(NASCAR)—Ricky Stenhouse, Jr., edged Joplin’s Jamie McMurray to win NASCAR’s spring race at Talladega, his first victory in 158 starts in the sport’s top series. McMurray was seeking his first win since he took the October race at Talladega in 2013.
McMurray started the overtime laps running fifth but made a bold move on the backstretch on the last lap, splitting Jimmie Johnson and Kyle Busch to move into second. Stenhouse did not give him or Busch enough room for a finish-line pass. McMurray finished inches ahead of Busch, his best finish of the year.
McMurray (who is following Dale Earnhardt Jr., as the big crash develops behind them) and the other contenders at the finish avoided the only major crash of the day, on the 169th lap that damaged or eliminated eighteen cars and caused the race to be red-flagged for almost half an hour.
Stenhouse started the race from the pole with a qualifying lap at 191.547 mph. McMurray started 23rd in the 40-car field but was running in the top ten before the race was one-third finished.
The race was extended by three laps beyond the 188 laps scheduled on the 2.66-mile speedway, NASCAR’s longest and fastest oval where McMurray has won twice. He also won the fall race in 2009.
Stenouse’ victory ends a 101-race drought for car owner Jack Roush. The last victory for Roush Fenway Racing was provided by Columbia’s Carl Edwards on the road course at Sonoma in June, 2014.
NASCAR will race at the Kansas Speedway next Saturday night.
(INDYCAR)—May means Indianapolis for open-wheel racing fans. The Grand Prix of Indianapolis will be run on the Speedway road course for the fourth time next weekend and after that the focus turns to the 101st running of the Indianapolis 500 on May 28. Track officials who had hoped for a major carryover of enthusiasm after last year’s 100th running of the race (which drew 350,000 people), say ticket sales indicate a crowd approaching those numbers this year.
Some of the fan enthusiasm is likely fueled by the presence of two time Formula 1 champion Fernando Alonso, who will drive a McLaren-sponsored car for Michael Andretti’s team. Alonso got his first laps in the car last week at the Speedway, quickly passing the mandatory rookie test and working his way up to a top lap at 222.548 mph, a speed that would have earned him 32nd starting position in the 33-car field last year. In all, he ran 110 laps, some of them simulating fuel-saving runs or restarts.
The test was not the first time Alonso has run at the Speedway. He competed in the United States Grand Prix events when they were run on the road course.

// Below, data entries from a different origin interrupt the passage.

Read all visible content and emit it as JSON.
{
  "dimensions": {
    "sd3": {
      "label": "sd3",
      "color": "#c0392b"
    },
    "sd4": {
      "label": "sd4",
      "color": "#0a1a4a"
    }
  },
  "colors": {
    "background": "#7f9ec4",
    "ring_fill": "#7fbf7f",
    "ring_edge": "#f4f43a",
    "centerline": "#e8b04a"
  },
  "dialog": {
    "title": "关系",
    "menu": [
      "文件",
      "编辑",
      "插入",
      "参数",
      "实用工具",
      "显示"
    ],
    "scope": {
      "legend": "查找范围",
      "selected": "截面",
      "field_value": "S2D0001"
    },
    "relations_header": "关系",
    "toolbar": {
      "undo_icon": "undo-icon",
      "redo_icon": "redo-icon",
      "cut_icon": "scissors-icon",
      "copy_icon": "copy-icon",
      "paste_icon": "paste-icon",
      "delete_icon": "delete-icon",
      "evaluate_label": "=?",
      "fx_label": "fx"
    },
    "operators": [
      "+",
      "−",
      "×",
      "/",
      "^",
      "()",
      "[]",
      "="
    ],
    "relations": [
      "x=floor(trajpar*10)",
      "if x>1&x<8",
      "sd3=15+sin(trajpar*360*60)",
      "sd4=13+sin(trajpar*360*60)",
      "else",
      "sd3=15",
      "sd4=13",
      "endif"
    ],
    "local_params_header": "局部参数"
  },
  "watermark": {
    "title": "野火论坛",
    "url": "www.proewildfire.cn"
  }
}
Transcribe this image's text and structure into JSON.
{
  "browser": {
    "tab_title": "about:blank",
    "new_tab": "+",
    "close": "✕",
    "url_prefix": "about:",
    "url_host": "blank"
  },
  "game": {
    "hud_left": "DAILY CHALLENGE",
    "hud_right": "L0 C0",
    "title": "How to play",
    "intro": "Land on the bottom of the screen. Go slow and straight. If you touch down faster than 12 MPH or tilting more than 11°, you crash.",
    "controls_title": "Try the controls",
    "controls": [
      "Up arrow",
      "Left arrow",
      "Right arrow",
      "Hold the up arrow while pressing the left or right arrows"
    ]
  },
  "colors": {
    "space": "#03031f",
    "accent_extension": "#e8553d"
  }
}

Alonso told reporters afterward that driving an Indy car was fun because, “They ask you if you are ready inside the car, you say yes. You switch on the car, and you go. They put fuel, tires, and you go. While in Formula One, it takes maybe six minutes to fire up the car, because they need to check, recheck. There is so much technology there, electronics, the hybrid system that needs to be linked with the combustion engine, the brake by wire, and many things that slow down every run or every feel that you may have on the car. So here, as you said, probably it’s more fun because you just switch on the engine and you race.”
In short, he said, “Here is just more raw. Everything is more racing.”
Track officials say the tests were watched on the internet by about two million people worldwide with about one-third of the viewers being in Europe. Alonso talked with reporters afterward: http://www.indycar.com/Videos/2017/05/05-04-Alonso-IMS-news-conference
If you’d like to watch all six hours of the tests and his after-test news conference, you can find it at: http://www.cbssports.com/general/news/watch-fernando-alonso-aced-indy-500-test-drive-with-mclaren-says-michael-andretti/
Alonso will return to the Speedway when practice for the 500 starts on May 15.
(FORMULA 1)—Fernando Alonso stays at home for the next Formula 1 race. It’s the Spanish Grand Prix next weekend in his hometown of Barcelona. Alonso is hoping to at least finish a race this year in front of the home folks. The two-car McLaren-Honda team has failed to finish six times out of eight opportunities in the four races this year. His car did not even make the green flag in the most recent race. McLaren officials have denied to Skysports.com any thoughts of returning to Mercedes engines, which had powered their cars until Honda re-entered F1 three years ago.
(Photo Credits: NASCAR/Getty Images and Indianapolis Motor Speedway)